> _Records contained in a dataset_
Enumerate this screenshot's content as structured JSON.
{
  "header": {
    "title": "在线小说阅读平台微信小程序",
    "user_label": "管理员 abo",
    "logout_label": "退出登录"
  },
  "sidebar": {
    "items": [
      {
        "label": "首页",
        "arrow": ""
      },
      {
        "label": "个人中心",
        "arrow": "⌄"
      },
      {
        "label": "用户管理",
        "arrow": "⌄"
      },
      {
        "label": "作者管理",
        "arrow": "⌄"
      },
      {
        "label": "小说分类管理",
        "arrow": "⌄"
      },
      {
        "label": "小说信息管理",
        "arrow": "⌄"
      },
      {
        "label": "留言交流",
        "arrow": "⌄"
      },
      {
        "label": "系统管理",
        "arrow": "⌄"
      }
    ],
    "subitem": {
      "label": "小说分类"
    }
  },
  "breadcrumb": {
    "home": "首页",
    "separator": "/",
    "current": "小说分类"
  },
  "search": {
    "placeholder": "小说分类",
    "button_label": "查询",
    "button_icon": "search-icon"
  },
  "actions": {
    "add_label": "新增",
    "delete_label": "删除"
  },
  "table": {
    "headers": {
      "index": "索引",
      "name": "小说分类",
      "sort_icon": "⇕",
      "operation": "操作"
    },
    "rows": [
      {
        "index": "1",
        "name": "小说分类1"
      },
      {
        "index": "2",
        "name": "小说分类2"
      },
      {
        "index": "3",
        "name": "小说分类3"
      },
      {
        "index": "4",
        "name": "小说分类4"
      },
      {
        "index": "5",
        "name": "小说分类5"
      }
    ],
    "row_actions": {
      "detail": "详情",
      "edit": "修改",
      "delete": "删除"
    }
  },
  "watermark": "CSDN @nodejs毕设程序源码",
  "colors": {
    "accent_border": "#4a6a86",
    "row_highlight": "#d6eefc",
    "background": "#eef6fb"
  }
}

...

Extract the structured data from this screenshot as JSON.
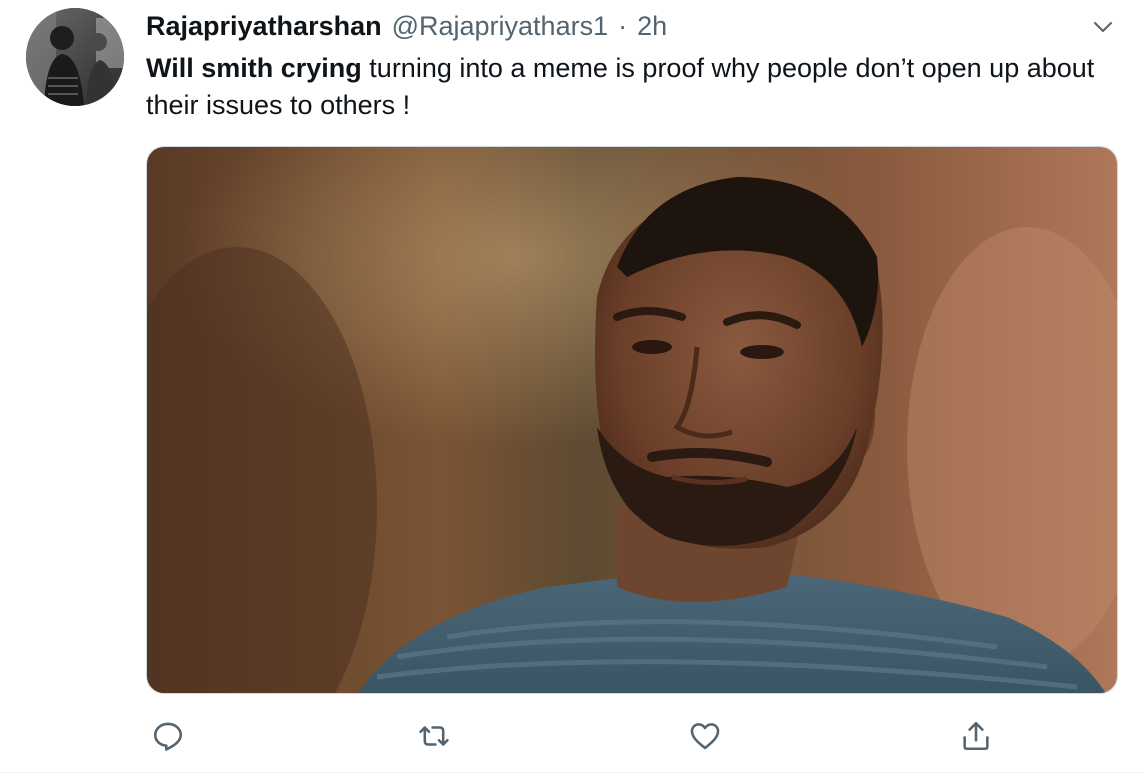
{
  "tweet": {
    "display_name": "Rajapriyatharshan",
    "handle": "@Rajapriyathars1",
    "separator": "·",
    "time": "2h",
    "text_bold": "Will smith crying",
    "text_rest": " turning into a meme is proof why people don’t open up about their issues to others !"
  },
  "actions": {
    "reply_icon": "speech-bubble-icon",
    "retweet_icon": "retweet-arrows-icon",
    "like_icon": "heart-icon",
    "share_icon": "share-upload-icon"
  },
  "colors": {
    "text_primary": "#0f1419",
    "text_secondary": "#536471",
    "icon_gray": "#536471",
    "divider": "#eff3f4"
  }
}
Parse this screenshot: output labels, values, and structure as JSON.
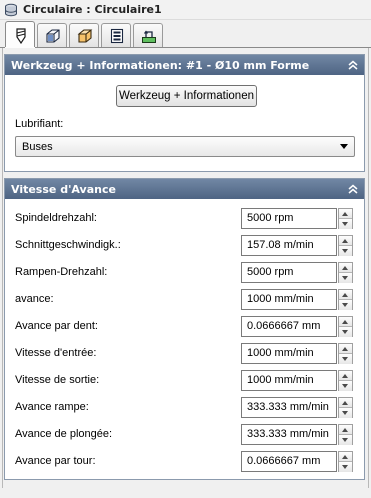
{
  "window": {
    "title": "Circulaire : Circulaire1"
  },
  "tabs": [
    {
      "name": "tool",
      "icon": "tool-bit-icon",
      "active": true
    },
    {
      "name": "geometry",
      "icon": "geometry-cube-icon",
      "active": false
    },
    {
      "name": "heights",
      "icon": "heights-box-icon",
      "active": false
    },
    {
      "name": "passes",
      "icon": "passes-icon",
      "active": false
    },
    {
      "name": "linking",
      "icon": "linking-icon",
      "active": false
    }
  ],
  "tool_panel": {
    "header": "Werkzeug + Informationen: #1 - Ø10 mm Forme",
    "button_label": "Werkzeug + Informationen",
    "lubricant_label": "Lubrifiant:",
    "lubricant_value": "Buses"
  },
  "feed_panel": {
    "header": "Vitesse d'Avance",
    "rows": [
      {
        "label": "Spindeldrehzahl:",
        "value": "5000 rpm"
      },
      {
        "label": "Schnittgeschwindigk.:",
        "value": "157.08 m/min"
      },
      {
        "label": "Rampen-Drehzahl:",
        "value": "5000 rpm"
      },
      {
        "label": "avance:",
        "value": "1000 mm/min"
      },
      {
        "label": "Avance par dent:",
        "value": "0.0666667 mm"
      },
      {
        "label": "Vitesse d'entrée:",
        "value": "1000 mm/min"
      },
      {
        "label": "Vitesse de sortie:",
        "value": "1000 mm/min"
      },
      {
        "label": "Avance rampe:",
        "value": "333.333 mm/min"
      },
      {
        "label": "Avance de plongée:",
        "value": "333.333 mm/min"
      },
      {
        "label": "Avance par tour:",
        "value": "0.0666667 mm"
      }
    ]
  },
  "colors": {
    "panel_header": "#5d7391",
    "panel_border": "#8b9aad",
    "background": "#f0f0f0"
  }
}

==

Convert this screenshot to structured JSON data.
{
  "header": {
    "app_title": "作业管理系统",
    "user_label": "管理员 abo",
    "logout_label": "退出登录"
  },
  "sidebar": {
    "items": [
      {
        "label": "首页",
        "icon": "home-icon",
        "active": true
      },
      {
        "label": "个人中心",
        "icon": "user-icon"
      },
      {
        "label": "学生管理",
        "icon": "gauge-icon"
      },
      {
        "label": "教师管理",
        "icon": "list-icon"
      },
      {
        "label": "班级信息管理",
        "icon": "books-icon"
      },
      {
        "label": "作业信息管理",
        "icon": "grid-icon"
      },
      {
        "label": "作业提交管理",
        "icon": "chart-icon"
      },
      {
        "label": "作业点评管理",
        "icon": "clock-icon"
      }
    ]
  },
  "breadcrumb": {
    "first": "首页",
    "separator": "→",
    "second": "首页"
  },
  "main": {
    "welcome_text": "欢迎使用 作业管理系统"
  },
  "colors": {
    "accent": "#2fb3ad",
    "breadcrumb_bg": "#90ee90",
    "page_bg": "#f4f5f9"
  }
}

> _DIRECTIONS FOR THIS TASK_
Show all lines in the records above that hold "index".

> _EXERCISE ANSWER_
      "index": "索引",
        "index": "1",
        "index": "2",
        "index": "3",
        "index": "4",
        "index": "5",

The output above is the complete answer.